Iggies have special needs, and before you adopt one these are things to consider:

  • They need adequate lighting and heat, so you need to perfect their indoor environment. This means the expense of proper enclosure, special lighting and a nice décor for them to live within. Keep in mind they come from a climate close to the equator, humid, hot and the days are long.
  • Allowing them freedom and keeping them warm and under lamps can be a challenge at first. They like to explore and not everywhere is a as warm as there enclosure of 95 degrees.
  • They need a fresh selection of highly nutritious greens, vegetables, flowers and fruit. Plan on spending five dollars or more a week on food. Having a garden during the year is a good idea.
  • They are intelligent deserve daily interaction. They will depend on you and look forward seeing you. They are king of the lizards and like to have attention poured on them. They have an ego that needs to be fed to keep them happy and content. If you are not the kind of person that will pour out affection, an iguana is not for you.
  • They will grow to be five to six feet long from nose to tip of tail and weigh 11 pounds or more. The first 4 years of their life will see the most growth.
  • Exotic vets are expensive and you need to choose your vet wisely.
  • Males go through mating season once a year. They will fight with their reflections, guard their territory and search for signs of a rival iguana. Some rooms will have to be off limits and mirrors shrouded to avoid unwanted destruction.
  • Females will lay eggs with or without a male. They are not as territorial and will be more likely to escape at this time to look for a male. Females should be spayed to avoid egg binding and health issues.
  • Airlines will not allow a reptile on board. They only way to fly with them is to put them in cargo on your flight. This means shipping them in a box. You must have proper permits to do this. Their mental state is not the same as ours and iguanas like to be in dark hiding places. As long the proper box is used and there is added warmth, they will arrive safely. I would never consider anything but a non-stop flight.
  • Iguanas will become attached to you and can die of a broken heart. Don’t expect to leave your iguana alone for a long time with a pet sitter. A few days, maybe a week, living in his own home, will be OK, but moved to a new environment, with a stranger for weeks on end may not be a good idea.

I assisted someone who was trying to find a home for his twelve year old. I explained to him that he was all he ever knew. That his iguana loved him, protected him and was imprinted emotionally to him. If the transition was to be successful he would have to make a gradual change. Daily visits from the prospective owner, then daily visits to his home, introducing him slowly and methodically. Most people won’t do this, they will just sell them and move on. This is not good for the iguana and if not rehomed properly, can lead to them dying of a broken heart. Iguanas love deeply.

I find it the most difficult of all aspects of caring for this creature to be:

  • Keeping them under the proper lighting of UVA and UVB.
  • Keeping them at the correct temperature all day and night.
  • Not being able to spend every moment of the day with her!

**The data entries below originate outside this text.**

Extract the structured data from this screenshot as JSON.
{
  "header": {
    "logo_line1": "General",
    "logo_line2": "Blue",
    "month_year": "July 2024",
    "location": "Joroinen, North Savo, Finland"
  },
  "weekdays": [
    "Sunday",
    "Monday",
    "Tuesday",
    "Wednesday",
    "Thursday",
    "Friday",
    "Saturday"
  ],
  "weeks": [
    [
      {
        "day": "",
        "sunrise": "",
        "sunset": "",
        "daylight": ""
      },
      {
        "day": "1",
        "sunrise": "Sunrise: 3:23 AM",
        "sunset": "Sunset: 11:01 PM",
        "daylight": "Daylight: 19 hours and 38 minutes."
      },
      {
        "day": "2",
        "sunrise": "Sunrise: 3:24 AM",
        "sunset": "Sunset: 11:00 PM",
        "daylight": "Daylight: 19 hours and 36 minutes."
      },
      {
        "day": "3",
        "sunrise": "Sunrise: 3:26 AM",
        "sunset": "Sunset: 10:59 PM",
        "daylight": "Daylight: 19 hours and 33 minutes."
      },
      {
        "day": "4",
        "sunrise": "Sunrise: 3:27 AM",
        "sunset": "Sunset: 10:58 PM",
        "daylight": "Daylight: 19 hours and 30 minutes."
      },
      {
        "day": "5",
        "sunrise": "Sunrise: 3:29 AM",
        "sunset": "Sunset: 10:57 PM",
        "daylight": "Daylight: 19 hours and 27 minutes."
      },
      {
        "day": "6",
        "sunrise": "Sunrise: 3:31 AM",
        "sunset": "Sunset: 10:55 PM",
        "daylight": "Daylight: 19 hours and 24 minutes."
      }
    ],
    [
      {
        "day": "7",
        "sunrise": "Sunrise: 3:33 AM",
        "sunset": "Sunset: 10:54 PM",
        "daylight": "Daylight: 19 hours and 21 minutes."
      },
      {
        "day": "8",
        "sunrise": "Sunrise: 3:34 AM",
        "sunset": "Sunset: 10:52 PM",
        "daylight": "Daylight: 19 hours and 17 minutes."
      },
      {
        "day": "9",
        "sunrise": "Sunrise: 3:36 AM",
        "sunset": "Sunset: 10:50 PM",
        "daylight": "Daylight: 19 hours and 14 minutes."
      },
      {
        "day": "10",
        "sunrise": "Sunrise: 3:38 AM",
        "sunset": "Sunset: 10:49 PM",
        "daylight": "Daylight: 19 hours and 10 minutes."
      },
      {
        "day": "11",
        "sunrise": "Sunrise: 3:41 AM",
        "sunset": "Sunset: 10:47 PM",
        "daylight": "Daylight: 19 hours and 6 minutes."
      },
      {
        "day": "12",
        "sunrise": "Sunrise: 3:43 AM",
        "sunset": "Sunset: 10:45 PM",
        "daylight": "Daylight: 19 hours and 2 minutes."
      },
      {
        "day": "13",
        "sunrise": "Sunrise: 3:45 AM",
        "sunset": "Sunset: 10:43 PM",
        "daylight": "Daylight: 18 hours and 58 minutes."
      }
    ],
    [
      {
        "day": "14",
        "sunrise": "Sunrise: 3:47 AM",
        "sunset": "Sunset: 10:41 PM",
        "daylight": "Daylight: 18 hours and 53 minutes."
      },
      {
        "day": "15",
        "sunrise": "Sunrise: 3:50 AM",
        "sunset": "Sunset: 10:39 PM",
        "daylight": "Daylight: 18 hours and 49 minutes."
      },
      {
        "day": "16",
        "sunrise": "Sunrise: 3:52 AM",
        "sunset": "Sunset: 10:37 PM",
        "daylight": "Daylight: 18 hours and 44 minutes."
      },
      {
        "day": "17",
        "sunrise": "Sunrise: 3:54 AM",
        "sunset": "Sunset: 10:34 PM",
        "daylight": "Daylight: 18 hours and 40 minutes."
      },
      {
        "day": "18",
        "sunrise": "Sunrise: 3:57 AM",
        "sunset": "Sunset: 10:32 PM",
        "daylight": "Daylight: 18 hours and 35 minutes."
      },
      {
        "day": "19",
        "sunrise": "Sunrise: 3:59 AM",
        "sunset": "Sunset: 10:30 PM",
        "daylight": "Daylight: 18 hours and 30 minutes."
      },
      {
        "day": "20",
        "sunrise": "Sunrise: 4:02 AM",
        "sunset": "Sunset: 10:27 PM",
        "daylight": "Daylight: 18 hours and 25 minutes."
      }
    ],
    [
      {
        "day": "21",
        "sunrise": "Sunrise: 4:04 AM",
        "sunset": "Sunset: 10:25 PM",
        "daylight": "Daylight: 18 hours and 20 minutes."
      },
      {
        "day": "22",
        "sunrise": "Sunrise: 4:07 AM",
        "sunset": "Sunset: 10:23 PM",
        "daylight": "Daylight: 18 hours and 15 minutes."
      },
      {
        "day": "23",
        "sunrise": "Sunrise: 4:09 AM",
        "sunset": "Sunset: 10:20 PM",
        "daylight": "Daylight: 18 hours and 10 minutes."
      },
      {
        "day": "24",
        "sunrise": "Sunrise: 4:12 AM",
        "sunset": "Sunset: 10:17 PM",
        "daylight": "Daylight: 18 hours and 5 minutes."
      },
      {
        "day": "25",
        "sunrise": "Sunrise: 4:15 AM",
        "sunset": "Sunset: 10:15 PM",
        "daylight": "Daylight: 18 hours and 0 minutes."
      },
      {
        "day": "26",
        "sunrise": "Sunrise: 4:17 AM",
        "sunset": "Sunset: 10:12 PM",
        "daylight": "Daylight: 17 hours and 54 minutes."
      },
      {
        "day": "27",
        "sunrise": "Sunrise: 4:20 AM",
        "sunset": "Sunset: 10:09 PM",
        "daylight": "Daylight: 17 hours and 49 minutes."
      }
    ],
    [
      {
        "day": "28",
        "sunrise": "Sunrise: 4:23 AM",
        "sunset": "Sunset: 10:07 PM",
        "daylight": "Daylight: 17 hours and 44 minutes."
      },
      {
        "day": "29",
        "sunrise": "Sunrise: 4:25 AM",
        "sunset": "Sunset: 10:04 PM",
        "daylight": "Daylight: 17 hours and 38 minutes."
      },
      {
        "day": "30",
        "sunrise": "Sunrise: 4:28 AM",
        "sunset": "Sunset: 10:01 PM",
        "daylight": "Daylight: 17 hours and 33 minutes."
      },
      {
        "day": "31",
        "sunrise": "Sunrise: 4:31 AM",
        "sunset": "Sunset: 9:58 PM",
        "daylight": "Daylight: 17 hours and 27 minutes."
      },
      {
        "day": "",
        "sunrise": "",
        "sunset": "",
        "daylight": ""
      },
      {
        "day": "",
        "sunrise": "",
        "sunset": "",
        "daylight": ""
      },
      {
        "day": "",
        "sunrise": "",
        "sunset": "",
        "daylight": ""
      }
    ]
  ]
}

Ideally an outdoor environment in the Spring and Summer is the most desire able place for an iguana. But for the rest of the year he will have to reside indoors. Make it easy both of you, by investing in an ultimate habitat that will make both your lives better.

Owning an iguana must be a labor of love. It requires time and patience, but when you begin to see the change, marvel at his progress and turn the once wild and scared creature into your mellow, sweet and loving best friend, it won’t seem like work at all. What they give to you is so rewarding. In the spirit of unconditional love, he will never yell at you or complain, or criticize, he will just love you and respect you and be grateful to you for his entire life for taking the time to understand him and for giving him the best life possible. I love my iguana!